Write only the number of lines in the data that contain the word "icon".
= = = =
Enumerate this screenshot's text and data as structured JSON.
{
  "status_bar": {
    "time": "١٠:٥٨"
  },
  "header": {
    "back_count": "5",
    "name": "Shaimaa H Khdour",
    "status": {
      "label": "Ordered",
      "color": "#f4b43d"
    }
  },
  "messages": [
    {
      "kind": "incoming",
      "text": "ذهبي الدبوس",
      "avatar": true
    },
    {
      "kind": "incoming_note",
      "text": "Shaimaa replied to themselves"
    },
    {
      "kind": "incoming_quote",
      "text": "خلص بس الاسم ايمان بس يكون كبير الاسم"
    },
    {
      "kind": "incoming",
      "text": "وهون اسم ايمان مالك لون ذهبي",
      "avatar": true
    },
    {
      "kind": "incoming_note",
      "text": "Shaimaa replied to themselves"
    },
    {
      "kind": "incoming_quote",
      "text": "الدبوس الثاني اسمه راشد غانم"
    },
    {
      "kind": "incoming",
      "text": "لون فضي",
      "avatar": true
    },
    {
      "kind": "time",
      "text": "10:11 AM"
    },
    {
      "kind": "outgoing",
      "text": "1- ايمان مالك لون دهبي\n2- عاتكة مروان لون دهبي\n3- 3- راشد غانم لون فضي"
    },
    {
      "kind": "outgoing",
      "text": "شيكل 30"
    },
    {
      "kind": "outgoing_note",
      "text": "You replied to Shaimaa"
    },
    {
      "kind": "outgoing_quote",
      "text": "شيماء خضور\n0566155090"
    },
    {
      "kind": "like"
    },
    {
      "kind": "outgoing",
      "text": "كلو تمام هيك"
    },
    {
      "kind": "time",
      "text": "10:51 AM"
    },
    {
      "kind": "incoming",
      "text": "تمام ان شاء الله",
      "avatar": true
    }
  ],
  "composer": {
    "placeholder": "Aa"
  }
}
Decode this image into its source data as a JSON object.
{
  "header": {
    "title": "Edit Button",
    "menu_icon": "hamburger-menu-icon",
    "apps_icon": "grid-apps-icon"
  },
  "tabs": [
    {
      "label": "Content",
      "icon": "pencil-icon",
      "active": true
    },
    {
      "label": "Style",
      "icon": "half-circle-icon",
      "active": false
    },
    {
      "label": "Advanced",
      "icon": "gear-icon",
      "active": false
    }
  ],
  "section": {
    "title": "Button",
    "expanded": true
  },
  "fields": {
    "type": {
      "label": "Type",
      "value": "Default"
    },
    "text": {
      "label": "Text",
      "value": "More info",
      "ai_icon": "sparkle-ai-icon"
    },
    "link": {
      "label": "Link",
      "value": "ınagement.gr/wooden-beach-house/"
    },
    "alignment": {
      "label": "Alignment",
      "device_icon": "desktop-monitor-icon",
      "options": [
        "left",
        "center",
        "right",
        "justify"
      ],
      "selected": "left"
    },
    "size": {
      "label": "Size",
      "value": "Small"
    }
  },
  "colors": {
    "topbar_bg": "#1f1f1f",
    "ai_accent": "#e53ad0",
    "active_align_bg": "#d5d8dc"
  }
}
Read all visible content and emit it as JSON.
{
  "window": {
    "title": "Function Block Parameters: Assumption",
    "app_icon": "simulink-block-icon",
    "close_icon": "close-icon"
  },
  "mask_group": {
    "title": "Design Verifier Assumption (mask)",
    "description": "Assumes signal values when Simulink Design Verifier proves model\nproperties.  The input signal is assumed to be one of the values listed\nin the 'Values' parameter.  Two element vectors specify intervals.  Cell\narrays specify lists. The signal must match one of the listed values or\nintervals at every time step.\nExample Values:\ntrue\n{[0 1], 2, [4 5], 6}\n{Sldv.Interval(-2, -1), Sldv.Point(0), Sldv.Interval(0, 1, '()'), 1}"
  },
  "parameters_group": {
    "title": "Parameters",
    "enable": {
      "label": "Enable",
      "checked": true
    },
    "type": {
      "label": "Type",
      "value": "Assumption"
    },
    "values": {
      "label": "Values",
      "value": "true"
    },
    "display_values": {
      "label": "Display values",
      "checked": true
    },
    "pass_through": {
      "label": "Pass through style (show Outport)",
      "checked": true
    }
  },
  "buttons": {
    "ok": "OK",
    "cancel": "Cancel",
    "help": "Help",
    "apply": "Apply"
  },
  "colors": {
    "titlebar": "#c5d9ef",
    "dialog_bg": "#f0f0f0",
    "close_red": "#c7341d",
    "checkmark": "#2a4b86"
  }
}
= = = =
*YOUR RESPONSE:* 9